Reena is a young, gay Indian-American woman who lives and works in New York. Her sister Sarita, who is married, discovers that she is infertile. Reena offers to be a surrogate mother for ... See full summary »
When a driven HR exec loses her high-powered job, she travels to Puerto Rico in an attempt to save her career at a business conference. But as the trip quickly becomes a disaster and a ... See full summary »
Maya, eccentric animal lover and videographer, is creating a documentary promoting inter-species compassion. Criticized by wealthy, image-conscious parents for an unconventional sleeping ... See full summary »

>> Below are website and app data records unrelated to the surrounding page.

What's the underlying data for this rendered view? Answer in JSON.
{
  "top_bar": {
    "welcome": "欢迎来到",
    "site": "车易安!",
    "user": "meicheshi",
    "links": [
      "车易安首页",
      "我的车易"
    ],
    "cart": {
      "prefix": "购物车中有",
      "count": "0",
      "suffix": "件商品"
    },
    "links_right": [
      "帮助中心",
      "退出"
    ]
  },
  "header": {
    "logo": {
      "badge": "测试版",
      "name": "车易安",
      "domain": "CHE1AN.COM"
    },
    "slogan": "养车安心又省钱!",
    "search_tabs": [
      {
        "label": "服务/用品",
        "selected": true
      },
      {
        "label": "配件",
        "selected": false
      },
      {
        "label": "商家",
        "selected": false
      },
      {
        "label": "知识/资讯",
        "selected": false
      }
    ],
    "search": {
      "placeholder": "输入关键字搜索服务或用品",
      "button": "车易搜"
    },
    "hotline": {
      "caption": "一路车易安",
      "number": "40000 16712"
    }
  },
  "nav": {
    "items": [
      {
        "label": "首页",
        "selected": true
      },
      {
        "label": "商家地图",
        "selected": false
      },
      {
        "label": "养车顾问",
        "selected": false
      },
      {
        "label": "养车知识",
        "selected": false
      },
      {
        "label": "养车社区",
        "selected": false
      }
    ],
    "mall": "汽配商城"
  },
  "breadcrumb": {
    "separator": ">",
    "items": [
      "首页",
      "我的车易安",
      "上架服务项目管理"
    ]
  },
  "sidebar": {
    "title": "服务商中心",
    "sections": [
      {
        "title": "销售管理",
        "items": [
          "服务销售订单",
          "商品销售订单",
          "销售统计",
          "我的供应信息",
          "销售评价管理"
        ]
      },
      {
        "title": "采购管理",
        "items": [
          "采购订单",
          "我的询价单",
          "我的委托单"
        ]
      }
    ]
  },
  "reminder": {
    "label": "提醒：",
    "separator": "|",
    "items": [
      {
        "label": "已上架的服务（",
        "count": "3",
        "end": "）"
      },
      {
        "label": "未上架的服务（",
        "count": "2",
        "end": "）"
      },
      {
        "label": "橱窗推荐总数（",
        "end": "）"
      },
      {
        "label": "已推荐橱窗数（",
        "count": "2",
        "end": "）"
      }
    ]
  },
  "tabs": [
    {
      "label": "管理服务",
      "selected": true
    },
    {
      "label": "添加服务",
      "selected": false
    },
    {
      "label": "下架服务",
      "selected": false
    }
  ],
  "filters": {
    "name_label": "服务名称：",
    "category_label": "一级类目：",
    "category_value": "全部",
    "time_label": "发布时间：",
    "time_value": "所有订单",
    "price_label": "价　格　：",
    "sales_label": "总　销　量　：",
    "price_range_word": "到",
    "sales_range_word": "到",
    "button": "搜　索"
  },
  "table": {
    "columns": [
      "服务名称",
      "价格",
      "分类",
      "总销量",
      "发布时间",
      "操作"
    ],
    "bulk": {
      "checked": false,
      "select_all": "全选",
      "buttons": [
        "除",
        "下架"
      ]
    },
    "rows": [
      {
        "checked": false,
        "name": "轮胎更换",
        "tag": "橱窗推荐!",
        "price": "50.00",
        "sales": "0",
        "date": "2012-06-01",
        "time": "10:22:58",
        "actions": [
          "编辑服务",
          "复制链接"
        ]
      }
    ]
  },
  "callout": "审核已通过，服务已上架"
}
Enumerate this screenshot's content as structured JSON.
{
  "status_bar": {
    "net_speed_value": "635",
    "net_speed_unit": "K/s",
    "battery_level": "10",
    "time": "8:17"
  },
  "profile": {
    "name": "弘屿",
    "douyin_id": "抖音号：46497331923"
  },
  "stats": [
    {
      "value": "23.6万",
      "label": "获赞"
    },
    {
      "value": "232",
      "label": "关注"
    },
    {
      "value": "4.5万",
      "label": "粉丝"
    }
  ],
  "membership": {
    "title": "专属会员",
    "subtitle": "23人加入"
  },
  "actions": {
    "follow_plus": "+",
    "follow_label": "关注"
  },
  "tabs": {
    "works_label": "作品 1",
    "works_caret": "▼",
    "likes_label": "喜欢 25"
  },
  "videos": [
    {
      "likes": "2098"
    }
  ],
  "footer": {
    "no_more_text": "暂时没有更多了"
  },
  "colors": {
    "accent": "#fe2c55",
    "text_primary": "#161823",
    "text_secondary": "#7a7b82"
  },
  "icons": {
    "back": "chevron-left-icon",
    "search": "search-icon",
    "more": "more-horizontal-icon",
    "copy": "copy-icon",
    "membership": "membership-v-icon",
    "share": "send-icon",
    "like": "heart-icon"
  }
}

Peter The Elephant,
Georgina is an ambitious young London professional who learns she has only one month left in which to conceive a child. After exhausting all possibilities with her baby-phobic boyfriend, ... See full summary »

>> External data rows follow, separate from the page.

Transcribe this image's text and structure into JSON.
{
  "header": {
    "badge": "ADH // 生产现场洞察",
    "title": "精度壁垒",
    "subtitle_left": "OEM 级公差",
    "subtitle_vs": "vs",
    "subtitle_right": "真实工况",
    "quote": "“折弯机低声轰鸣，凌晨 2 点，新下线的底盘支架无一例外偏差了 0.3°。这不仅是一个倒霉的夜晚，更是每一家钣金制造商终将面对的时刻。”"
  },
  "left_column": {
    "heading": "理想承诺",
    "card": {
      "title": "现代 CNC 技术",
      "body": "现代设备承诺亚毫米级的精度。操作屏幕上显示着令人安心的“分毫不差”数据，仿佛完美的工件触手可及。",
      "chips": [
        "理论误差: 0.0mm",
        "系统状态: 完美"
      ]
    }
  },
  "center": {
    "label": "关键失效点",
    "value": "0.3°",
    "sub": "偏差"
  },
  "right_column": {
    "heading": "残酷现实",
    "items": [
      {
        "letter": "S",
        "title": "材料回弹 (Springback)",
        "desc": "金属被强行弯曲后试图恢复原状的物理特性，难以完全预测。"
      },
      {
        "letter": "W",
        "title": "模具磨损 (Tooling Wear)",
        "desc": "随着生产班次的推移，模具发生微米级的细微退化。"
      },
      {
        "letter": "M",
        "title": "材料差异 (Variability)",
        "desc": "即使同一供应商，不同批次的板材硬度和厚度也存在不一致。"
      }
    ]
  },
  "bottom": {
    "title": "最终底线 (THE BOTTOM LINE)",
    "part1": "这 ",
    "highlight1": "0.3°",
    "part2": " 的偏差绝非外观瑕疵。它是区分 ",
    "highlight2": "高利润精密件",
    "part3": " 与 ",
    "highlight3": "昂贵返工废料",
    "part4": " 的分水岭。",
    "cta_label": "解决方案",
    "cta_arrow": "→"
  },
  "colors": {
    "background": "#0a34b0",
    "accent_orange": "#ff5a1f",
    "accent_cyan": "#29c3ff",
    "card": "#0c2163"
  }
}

In this hilarious and sexy stoner adventure, the blazed students and faculty of Austin's Ladybird High attempt to shake off their slacker demons to stand up for their lifestyle and the eccentric city they love.
Michael S. Wilson,

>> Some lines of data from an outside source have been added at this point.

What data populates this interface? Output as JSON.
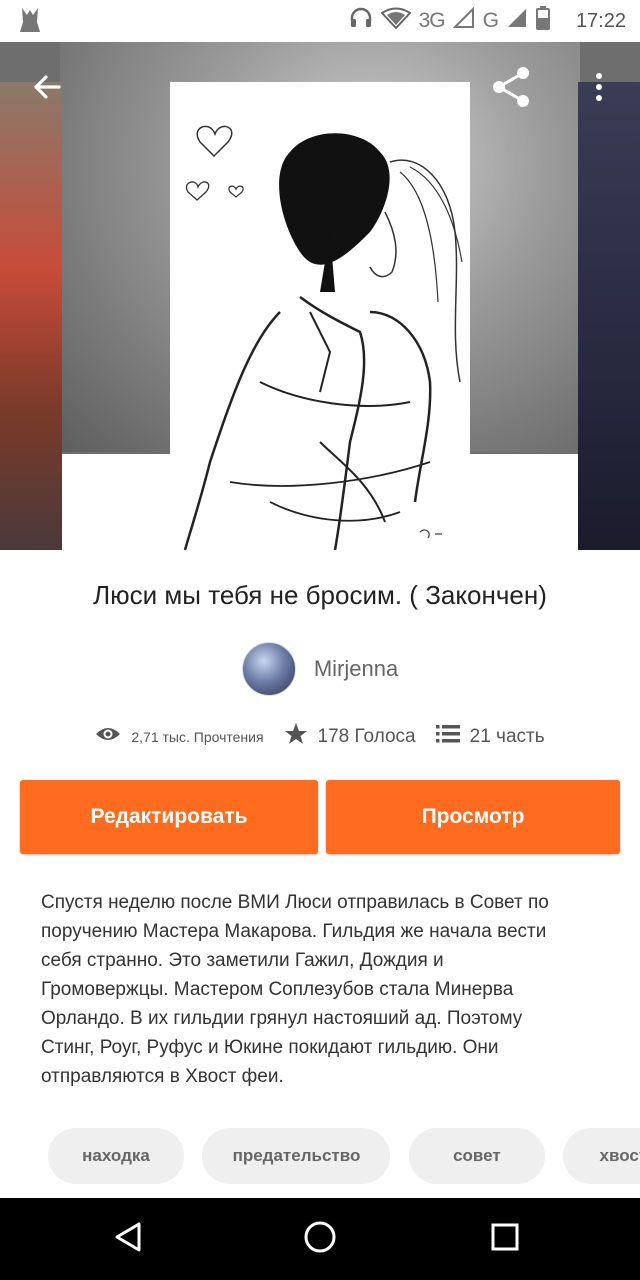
{
  "status_bar": {
    "network_3g": "3G",
    "network_g": "G",
    "time": "17:22",
    "icons": [
      "app-icon",
      "headphones-icon",
      "wifi-icon",
      "signal-icon",
      "signal-icon",
      "battery-icon"
    ]
  },
  "header": {
    "icons": [
      "back-arrow-icon",
      "share-icon",
      "more-vert-icon"
    ]
  },
  "story": {
    "title": "Люси мы тебя не бросим. ( Закончен)",
    "author": "Mirjenna",
    "stats": {
      "reads": "2,71 тыс. Прочтения",
      "votes": "178 Голоса",
      "parts": "21 часть"
    },
    "description": "Спустя неделю после ВМИ Люси отправилась в Совет по поручению Мастера Макарова. Гильдия же начала вести себя странно. Это заметили Гажил, Дождия и Громовержцы. Мастером Соплезубов стала Минерва Орландо. В их гильдии грянул настояший ад. Поэтому Стинг, Роуг, Руфус и Юкине покидают гильдию. Они отправляются в Хвост феи.",
    "tags": [
      "находка",
      "предательство",
      "совет",
      "хвост"
    ]
  },
  "actions": {
    "edit_label": "Редактировать",
    "view_label": "Просмотр"
  },
  "colors": {
    "accent": "#ff6b1f",
    "tag_bg": "#efefef",
    "navbar": "#000000"
  },
  "navigation": {
    "icons": [
      "back-triangle-icon",
      "home-circle-icon",
      "recents-square-icon"
    ]
  }
}
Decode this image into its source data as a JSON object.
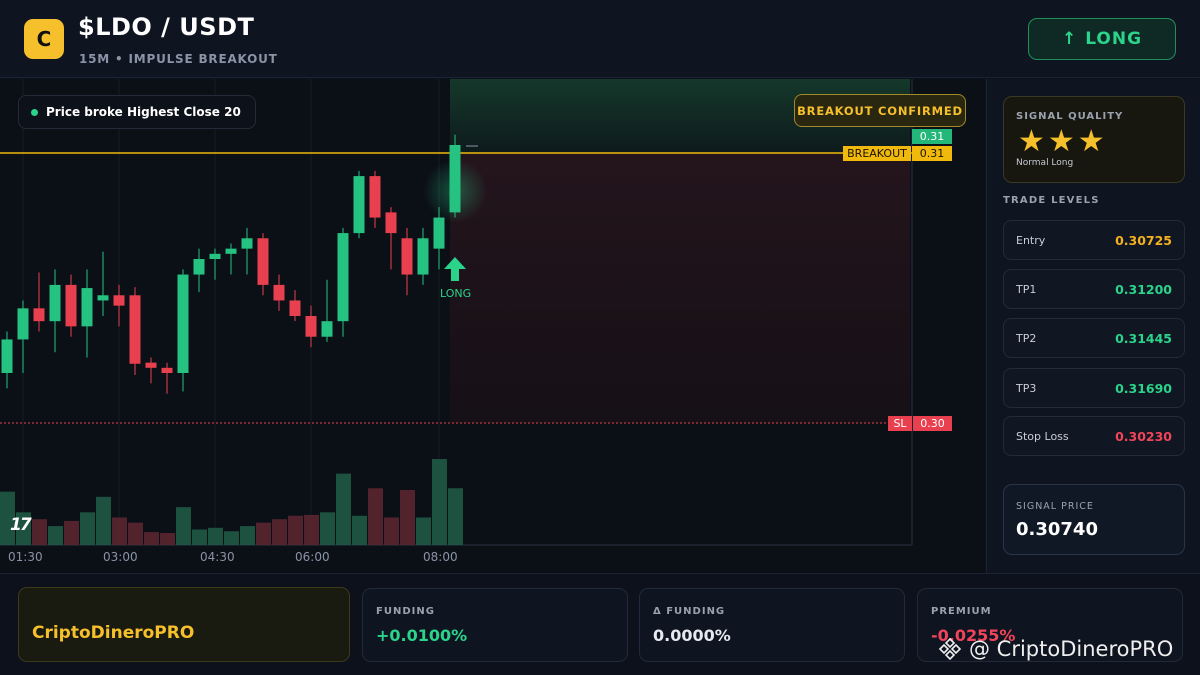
{
  "header": {
    "logo_letter": "C",
    "pair": "$LDO / USDT",
    "subtitle": "15M • IMPULSE BREAKOUT",
    "direction_arrow": "↑",
    "direction_label": "LONG"
  },
  "chart": {
    "note": "Price broke Highest Close 20",
    "badge": "BREAKOUT CONFIRMED",
    "price_tag_current": "0.31",
    "breakout_label": "BREAKOUT",
    "breakout_value": "0.31",
    "sl_label": "SL",
    "sl_value": "0.30",
    "signal_label": "LONG",
    "tv_logo": "17",
    "time_labels": [
      "01:30",
      "03:00",
      "04:30",
      "06:00",
      "08:00"
    ],
    "colors": {
      "up": "#26c281",
      "down": "#e8404f",
      "breakout_line": "#f0b90b",
      "stop_line": "#e8404f"
    }
  },
  "chart_data": {
    "type": "candlestick",
    "breakout_level": 0.31,
    "stop_level": 0.3,
    "candles": [
      {
        "o": 0.30122,
        "h": 0.30306,
        "l": 0.30054,
        "c": 0.30271
      },
      {
        "o": 0.30271,
        "h": 0.30444,
        "l": 0.30122,
        "c": 0.30409
      },
      {
        "o": 0.30409,
        "h": 0.30568,
        "l": 0.30306,
        "c": 0.30352
      },
      {
        "o": 0.30352,
        "h": 0.30582,
        "l": 0.30214,
        "c": 0.30513
      },
      {
        "o": 0.30513,
        "h": 0.30559,
        "l": 0.30283,
        "c": 0.30329
      },
      {
        "o": 0.30329,
        "h": 0.30582,
        "l": 0.30191,
        "c": 0.30499
      },
      {
        "o": 0.30444,
        "h": 0.30661,
        "l": 0.30375,
        "c": 0.30467
      },
      {
        "o": 0.30467,
        "h": 0.30513,
        "l": 0.30329,
        "c": 0.30421
      },
      {
        "o": 0.30467,
        "h": 0.30503,
        "l": 0.30113,
        "c": 0.30163
      },
      {
        "o": 0.30168,
        "h": 0.30191,
        "l": 0.30076,
        "c": 0.30145
      },
      {
        "o": 0.30145,
        "h": 0.30168,
        "l": 0.3003,
        "c": 0.30122
      },
      {
        "o": 0.30122,
        "h": 0.30582,
        "l": 0.3004,
        "c": 0.30559
      },
      {
        "o": 0.30559,
        "h": 0.30674,
        "l": 0.30481,
        "c": 0.30628
      },
      {
        "o": 0.30628,
        "h": 0.30674,
        "l": 0.30536,
        "c": 0.30651
      },
      {
        "o": 0.30651,
        "h": 0.30697,
        "l": 0.30559,
        "c": 0.30674
      },
      {
        "o": 0.30674,
        "h": 0.30766,
        "l": 0.30559,
        "c": 0.3072
      },
      {
        "o": 0.3072,
        "h": 0.30743,
        "l": 0.30467,
        "c": 0.30513
      },
      {
        "o": 0.30513,
        "h": 0.30559,
        "l": 0.30398,
        "c": 0.30444
      },
      {
        "o": 0.30444,
        "h": 0.3049,
        "l": 0.30352,
        "c": 0.30375
      },
      {
        "o": 0.30375,
        "h": 0.30421,
        "l": 0.30237,
        "c": 0.30283
      },
      {
        "o": 0.30283,
        "h": 0.30536,
        "l": 0.3026,
        "c": 0.30352
      },
      {
        "o": 0.30352,
        "h": 0.30766,
        "l": 0.30283,
        "c": 0.30743
      },
      {
        "o": 0.30743,
        "h": 0.31019,
        "l": 0.3072,
        "c": 0.30996
      },
      {
        "o": 0.30996,
        "h": 0.31019,
        "l": 0.30766,
        "c": 0.30812
      },
      {
        "o": 0.30835,
        "h": 0.30858,
        "l": 0.30582,
        "c": 0.30743
      },
      {
        "o": 0.3072,
        "h": 0.30766,
        "l": 0.30467,
        "c": 0.30559
      },
      {
        "o": 0.30559,
        "h": 0.30766,
        "l": 0.30513,
        "c": 0.3072
      },
      {
        "o": 0.30674,
        "h": 0.30858,
        "l": 0.30582,
        "c": 0.30812
      },
      {
        "o": 0.30835,
        "h": 0.3118,
        "l": 0.30812,
        "c": 0.31134
      }
    ],
    "volumes": [
      0.62,
      0.38,
      0.3,
      0.22,
      0.28,
      0.38,
      0.56,
      0.32,
      0.26,
      0.15,
      0.14,
      0.44,
      0.18,
      0.2,
      0.16,
      0.22,
      0.26,
      0.3,
      0.34,
      0.35,
      0.38,
      0.83,
      0.34,
      0.66,
      0.32,
      0.64,
      0.32,
      1.0,
      0.66
    ]
  },
  "side": {
    "quality_title": "SIGNAL QUALITY",
    "stars": "★★★",
    "quality_desc": "Normal Long",
    "levels_title": "TRADE LEVELS",
    "levels": [
      {
        "label": "Entry",
        "value": "0.30725",
        "color": "#f5b021"
      },
      {
        "label": "TP1",
        "value": "0.31200",
        "color": "#2bd38b"
      },
      {
        "label": "TP2",
        "value": "0.31445",
        "color": "#2bd38b"
      },
      {
        "label": "TP3",
        "value": "0.31690",
        "color": "#2bd38b"
      },
      {
        "label": "Stop Loss",
        "value": "0.30230",
        "color": "#f0445a"
      }
    ],
    "signal_title": "SIGNAL PRICE",
    "signal_value": "0.30740"
  },
  "bottom": {
    "brand": "CriptoDineroPRO",
    "cards": [
      {
        "label": "FUNDING",
        "value": "+0.0100%",
        "color": "#2bd38b"
      },
      {
        "label": "Δ FUNDING",
        "value": "0.0000%",
        "color": "#e6e9ef"
      },
      {
        "label": "PREMIUM",
        "value": "-0.0255%",
        "color": "#f0445a"
      }
    ],
    "watermark": "@ CriptoDineroPRO"
  }
}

After they both swipe right, Jeff and Kate start to build a personal relationship through the most impersonal of ways--technology. From flirty texting to their first Skype date, they find ... See full summary »
On the heels of a bitter breakup, 30 year old Dylan travels home to Minnesota for a family reunion where he runs into his childhood sweetheart. Having not seen each other for 18 years, ... See full summary »
T. Arthur Cottam,
Kate Lyn Sheil,
29 year-old Melanie is in love with her life in Toronto, but out of love with her long-distance boyfriend. Her breakup throws her easy life into mild existential crisis, but the arrival of ... See full summary »
After eight years globetrotting as a travel writer, a family emergency puts Pippa McGee in the editor's chair at Wedding Bells, the magazine she'd be least-likely to read. She's a self-described slut who doesn't see the value of marriage much less the point of weddings and wedding magazines. For her first issue, she tries edgy and iconoclastic. Can she pull it off? Meanwhile, the gulf between herself and her father impedes her work and her personal life, and her mistrust of commitment is tested by her involvement with a photographer named Hemingway and her interactions with Ian, her father's second-in-command. Is there a Mr. Darcy for this Miss Bennett, a Benedict for this Beatrice?Written by
In a perfect world, Heather Graham would be as bankable as, say, Julia Roberts.
Graham certainly is prettier than the Pretty Woman, has a better sense of comedic timing and, let's face it, has eyes you could disappear into. (Any straight guy who says otherwise is, well, probably Republican.) Trouble is, Graham isn't going to be America's sweetheart - I don't know if she wants to be - if she keeps making films such as "Cake."
I realize Graham executive-produced this film. What was she thinking? Surely she saw Tassie Cameron's script as just another run-of-the-mill romantic comedy replete with the clichéd love triangle and tired stereotypes.
Perhaps Graham needs a new agent - especially after the "Emily's Reasons Why Not" debacle. She has some good films on her resume -"Bowfinger" (1999), "Boogie Nights" (1997), "Two Girls and a Guy" (1997), "The Ballad of Little Jo" (1993) and "Drugstore Cowboy" (1989). But the roles that stand out are Rollergirl and Felicity Shagwell and it's the clunkers that seem to define her - "Lost in Space" (1998), "Say It Ain't So" (2001) and "Killing Me Softly" (2002). Now, add "Cake" to the mix.
Cameron and director Nisha Ganatra don't even bother masking their film's hackneyed plot. Which is a shame because they have a talented cast. There's Graham, Taye Diggs, Cheryl Hines, Sandra Oh (who's terrific on TV's "Grey's Anatomy") and Sarah Chalke, who knows what it's like to do genuinely funny comedy on TV's "Scrubs," which, for my money, is the best half-hour on TV.
Graham, much like Roberts, isn't a masterful dramatic actress. Her turn as English hooker Mary Kelly in "From Hell" (2001) was admirable, albeit miscast. But Graham clearly knows how to play comedy. She just needs good material. Her nine-episode stint as Dr. Molly Clock on "Scrubs" proved as much.
There's never a moment in "Cake" when you think, "Oh, this is different." Cameron's script is so atrociously lazy that she never bothers to include even the slightest of surprises. Poor Graham flays about buoyantly in a valiant, yet futile, attempt to elicit laughs out of this bad script.
In "Cake," she's Pippa McGee, a spunky, care-free travel writer suddenly forced to take over her dad's magazine - a bridal periodical. There's some humor in the decor of the magazine's offices as this sprightly, independent feminist tries to handle things. But the story is so clunky and her two love interest so unreal and dull, there's not even a modicum of sense to this whole enterprise. Pippa spends such little time with the men that it's asking a lot of us to believe either would work.
As much fun as it is to see the luminescent Graham bounce around, she certainly deserves better than this mediocre fare.
31 of 46 people found this review helpful.
Was this review helpful to you?
| Report this